Website and app data records:
----------

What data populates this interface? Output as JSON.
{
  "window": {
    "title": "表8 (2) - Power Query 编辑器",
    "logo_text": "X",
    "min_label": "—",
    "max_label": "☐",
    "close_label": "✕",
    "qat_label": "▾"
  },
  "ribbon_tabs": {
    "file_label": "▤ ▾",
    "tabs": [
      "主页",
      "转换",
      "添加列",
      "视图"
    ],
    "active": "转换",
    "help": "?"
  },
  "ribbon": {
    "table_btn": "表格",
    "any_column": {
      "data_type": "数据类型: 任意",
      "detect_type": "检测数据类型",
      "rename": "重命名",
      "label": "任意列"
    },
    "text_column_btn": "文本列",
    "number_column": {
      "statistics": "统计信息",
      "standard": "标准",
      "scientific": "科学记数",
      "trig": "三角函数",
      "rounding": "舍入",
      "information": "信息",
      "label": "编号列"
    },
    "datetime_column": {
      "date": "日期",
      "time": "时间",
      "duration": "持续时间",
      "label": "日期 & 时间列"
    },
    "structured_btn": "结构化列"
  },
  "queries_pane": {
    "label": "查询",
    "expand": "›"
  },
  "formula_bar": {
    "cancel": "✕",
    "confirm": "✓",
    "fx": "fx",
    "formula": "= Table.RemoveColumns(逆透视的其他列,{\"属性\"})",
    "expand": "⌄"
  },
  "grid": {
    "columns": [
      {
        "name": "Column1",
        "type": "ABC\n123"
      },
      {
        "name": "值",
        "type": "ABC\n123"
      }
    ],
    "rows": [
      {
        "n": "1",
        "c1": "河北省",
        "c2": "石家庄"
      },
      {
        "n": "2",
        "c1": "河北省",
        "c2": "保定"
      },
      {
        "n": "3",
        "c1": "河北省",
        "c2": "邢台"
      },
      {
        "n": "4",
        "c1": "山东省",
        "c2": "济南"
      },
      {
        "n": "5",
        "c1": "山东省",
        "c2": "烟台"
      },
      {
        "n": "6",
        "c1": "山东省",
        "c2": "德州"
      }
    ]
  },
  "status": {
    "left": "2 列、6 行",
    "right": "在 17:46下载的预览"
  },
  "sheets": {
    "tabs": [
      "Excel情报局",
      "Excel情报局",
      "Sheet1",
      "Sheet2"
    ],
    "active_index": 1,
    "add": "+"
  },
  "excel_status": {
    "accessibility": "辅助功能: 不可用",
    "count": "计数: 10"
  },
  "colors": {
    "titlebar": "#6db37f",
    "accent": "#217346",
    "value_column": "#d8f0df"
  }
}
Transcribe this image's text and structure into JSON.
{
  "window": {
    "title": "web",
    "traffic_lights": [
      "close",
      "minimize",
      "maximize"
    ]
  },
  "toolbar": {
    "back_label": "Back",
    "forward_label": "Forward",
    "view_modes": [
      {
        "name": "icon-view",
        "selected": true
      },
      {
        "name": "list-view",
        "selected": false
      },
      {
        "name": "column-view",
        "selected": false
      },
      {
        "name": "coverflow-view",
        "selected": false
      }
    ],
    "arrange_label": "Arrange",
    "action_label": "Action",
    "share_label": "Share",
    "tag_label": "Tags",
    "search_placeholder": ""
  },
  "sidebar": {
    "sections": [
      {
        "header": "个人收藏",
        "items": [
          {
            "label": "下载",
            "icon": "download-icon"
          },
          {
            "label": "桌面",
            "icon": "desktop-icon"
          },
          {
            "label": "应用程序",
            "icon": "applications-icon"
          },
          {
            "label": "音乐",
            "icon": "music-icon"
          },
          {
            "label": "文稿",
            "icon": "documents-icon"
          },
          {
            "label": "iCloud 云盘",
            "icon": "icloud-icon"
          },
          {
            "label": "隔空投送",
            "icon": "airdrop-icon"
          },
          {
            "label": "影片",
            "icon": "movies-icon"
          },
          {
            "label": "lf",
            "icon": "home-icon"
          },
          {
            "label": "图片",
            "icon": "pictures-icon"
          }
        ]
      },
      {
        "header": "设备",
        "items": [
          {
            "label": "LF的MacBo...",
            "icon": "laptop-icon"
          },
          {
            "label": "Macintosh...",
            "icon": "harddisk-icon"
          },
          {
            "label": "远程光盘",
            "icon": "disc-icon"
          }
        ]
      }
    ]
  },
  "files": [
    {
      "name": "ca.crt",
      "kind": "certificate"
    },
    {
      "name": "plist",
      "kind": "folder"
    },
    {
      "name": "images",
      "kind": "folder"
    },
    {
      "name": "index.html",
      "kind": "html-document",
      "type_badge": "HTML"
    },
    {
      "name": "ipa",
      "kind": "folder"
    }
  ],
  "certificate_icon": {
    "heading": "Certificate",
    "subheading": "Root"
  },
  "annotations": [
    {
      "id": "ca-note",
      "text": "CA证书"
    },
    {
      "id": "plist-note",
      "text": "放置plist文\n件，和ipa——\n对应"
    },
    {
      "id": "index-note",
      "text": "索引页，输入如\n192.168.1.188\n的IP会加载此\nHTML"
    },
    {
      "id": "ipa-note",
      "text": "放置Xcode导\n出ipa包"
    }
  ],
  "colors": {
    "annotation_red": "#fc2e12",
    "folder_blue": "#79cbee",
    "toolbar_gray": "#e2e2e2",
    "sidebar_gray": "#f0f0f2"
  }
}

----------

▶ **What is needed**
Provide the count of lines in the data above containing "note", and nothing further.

▶ **Answer to this exercise**
4